As Qatar takes steps to control the sale of alcohol-based perfumes, shops in areas with a high concentration of low-income workers have starting pulling some brands off the shelves, the Peninsula reports.
The government has said the regulations, which take effect in April, are “in the interest of public health,” and designed to help prevent the growing misuse of colognes among some residents as intoxicants.
But many shopkeepers in the Old Airport area, Msheireb and Al Asmakh told the Peninsula that they stopped selling some colognes used as alcohol substitutes long ago because of the health hazards they posed. The newspaper reports:
Luma is preferred by these workers because it is cheap at QR13. It does not have strong (fragrance) and instead has a subtle smell, so workers take it by mixing it with coke.
“Some workers come to us to buy it but I always tell them that we have stopped selling for a long time because of news of cases leading to severe health problems, including damage to internal organs such as the kidneys,” said a shopkeeper in Al Asmakh.
Other stores sell the colognes off the shelves, the newspaper said, with sales especially high during the weekend.
Alcohol consumption is closely regulated in Qatar.
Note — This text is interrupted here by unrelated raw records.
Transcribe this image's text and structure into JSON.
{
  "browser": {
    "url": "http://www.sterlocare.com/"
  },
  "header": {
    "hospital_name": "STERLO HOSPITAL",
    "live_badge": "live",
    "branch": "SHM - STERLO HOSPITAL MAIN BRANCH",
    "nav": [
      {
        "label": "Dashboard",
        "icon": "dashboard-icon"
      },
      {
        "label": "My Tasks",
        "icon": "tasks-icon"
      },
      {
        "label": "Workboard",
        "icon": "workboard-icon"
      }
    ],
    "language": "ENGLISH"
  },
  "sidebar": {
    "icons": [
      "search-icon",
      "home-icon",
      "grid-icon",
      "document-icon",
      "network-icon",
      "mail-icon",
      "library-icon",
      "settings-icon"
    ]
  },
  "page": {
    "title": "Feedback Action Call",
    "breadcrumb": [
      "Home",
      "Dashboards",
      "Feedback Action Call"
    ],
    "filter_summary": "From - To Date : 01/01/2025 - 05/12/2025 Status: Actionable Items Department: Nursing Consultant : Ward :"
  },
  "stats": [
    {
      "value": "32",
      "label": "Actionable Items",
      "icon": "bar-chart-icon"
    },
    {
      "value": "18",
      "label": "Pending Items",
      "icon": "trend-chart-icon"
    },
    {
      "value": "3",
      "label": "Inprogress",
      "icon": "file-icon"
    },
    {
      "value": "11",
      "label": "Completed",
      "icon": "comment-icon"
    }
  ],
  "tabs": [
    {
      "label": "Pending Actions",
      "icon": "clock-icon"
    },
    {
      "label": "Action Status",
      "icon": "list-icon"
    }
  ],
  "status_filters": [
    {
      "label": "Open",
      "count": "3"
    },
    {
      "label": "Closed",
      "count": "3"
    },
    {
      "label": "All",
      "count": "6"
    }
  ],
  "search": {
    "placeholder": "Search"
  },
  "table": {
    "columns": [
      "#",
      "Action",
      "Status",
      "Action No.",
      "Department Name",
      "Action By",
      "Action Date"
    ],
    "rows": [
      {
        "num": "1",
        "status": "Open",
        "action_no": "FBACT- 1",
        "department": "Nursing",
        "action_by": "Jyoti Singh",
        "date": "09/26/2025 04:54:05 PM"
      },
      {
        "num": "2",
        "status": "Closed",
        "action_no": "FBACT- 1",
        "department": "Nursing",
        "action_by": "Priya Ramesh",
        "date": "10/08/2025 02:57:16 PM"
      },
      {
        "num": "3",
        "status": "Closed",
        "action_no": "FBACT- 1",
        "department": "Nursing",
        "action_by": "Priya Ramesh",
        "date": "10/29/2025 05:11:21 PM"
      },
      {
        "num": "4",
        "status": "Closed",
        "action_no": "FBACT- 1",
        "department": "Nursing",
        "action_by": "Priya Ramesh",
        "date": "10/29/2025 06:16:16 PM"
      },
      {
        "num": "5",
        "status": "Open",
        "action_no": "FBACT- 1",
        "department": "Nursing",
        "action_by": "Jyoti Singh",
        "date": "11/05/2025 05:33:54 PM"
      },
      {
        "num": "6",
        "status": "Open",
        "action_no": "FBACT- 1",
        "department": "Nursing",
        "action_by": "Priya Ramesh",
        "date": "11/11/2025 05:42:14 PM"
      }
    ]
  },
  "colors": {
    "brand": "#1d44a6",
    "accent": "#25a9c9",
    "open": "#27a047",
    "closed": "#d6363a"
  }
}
Only residents who make relatively high minimum monthly salaries are granted licenses to purchase booze for home use. And because alcohol sold at five-star hotels is also expensive, bootleg distillation among low-income workers is not uncommon.
Last week, for example, the Ministry of Interior announced the arrest of four expats in Al Khor for manufacturing and selling homemade liquor.
Credit: Photo courtesy of MOI